62Narcissistic Personality Disorder characterized by extreme feelings of self-importance, a high need for admiration, and a lack of empathy.They exaggerate their achievements, expecting others to recognize them as being superiorParis Hilton?
63Narcissistic Personality Disorder They tend to be choosy about picking friends, since they believe that not just anyone is worthy of being their friend.They are generally uninterested in the feelings of others and may take advantage of them.
64Schizoid Personality Disorder People with schizoid personality disorder avoid relationships and do not show much emotionThey genuinely prefer to be alone and do not secretly wish for popularity.
65Schizoid Personality Disorder They tend to seek jobs that require little social contactTheir social skills are often weak and they do not show a need for attention or acceptanceThey are perceived as humorless and distant and often are termed "loners."
66Avoidant Personality Disorder characterized by a pervasive pattern of social inhibition, feelings of inadequacy, and extreme sensitivity to negative evaluation.consider themselves to be socially inept or personally unappealing, and avoid social interaction for fear of being ridiculed or humiliated.
67Narrative AssignmentIt’s all about HER!Why does Lisa demand so much attention? Perhaps you know someone like Lisa. At parties, she always steers the conversation back to herself. She makes sure everyone knows how important, accomplished, and intelligent she is. If Lisa doesn’t get the admiration she thinks she deserves, she’ll move on to another group and take over their conversation. She thinks nothing of telling-not asking, telling-someone to get her a plate of food or something to drink. Talking to Lisa after the party, you can see another side of her personality. Even though there were plenty of guys paying attention to her, she still envied Julia for talking to the new Swedish exchange student.

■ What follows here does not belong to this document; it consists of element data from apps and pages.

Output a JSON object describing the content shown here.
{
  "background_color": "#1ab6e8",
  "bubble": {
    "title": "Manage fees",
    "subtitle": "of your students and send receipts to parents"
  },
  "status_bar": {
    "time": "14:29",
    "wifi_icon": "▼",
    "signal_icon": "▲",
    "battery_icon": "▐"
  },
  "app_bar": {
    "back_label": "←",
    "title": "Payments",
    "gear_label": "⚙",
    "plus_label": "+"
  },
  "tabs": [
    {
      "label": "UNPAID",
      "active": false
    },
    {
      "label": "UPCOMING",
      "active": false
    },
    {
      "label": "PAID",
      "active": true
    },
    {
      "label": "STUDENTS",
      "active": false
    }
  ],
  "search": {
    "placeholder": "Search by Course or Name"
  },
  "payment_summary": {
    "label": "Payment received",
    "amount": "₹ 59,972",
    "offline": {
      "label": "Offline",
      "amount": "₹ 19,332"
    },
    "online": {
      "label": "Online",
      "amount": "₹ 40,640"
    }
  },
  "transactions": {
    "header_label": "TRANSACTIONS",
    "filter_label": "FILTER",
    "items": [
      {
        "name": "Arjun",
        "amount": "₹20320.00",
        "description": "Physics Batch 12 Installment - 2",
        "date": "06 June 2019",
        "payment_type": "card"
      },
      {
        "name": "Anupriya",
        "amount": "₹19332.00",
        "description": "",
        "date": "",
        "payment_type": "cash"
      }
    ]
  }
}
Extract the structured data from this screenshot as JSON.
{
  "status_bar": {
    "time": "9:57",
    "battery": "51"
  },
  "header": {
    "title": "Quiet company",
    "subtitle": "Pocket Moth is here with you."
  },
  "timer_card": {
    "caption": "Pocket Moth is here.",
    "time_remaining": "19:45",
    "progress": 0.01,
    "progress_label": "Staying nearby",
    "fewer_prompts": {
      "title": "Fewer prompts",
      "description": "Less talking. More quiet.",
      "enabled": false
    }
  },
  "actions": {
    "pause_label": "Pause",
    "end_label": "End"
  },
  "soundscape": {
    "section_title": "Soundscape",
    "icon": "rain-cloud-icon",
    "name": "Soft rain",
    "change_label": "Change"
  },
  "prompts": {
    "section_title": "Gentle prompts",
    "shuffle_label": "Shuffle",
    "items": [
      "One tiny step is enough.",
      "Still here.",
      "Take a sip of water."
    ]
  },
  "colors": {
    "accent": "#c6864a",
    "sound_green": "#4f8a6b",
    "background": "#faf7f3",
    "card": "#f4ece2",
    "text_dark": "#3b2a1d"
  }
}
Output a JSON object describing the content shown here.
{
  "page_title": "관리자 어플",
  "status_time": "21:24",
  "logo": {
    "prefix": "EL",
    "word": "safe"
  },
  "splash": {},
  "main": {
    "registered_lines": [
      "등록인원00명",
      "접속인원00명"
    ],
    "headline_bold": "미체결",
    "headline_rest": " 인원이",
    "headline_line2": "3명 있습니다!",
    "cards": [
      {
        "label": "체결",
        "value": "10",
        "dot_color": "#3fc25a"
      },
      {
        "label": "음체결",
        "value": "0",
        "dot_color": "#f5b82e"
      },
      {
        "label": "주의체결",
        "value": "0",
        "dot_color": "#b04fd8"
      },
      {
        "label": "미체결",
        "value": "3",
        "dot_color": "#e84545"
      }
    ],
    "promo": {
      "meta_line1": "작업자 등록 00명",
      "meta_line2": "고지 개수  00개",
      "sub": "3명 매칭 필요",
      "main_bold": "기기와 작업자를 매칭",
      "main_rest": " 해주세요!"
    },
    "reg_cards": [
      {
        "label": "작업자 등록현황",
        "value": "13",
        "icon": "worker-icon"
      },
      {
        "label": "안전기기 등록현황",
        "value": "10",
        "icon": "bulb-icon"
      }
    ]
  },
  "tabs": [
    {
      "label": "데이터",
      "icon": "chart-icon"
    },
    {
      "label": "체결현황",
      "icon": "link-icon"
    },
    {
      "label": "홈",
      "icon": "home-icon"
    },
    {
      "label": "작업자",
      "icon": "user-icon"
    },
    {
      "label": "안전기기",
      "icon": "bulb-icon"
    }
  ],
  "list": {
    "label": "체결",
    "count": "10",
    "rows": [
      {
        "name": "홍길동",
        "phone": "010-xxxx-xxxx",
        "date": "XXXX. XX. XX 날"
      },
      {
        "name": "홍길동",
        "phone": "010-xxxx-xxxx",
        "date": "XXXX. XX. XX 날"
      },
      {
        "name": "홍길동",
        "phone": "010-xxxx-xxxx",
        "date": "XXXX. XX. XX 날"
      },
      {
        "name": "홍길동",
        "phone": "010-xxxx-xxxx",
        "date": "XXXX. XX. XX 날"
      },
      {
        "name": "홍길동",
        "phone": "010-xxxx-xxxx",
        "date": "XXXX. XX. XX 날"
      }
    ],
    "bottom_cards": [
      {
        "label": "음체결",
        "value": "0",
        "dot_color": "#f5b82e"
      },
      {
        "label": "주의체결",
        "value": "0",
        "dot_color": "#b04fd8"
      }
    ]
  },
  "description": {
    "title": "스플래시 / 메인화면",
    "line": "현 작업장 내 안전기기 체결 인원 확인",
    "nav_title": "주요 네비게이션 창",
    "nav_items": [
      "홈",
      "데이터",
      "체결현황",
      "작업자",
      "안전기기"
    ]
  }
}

68What makes Lisa act the way she does What makes Lisa act the way she does? She may actually have a personality disorder named after narcissus, a youth in a Greek myth who fell in love with his own reflection. That condition is called narcissistic personality disorder.Narrative:Choose three of the personality disorders we’ve discussed in class and write more profiles of people with personality disorders. These should resemble the example of Lisa above in length and content.Worth 15 points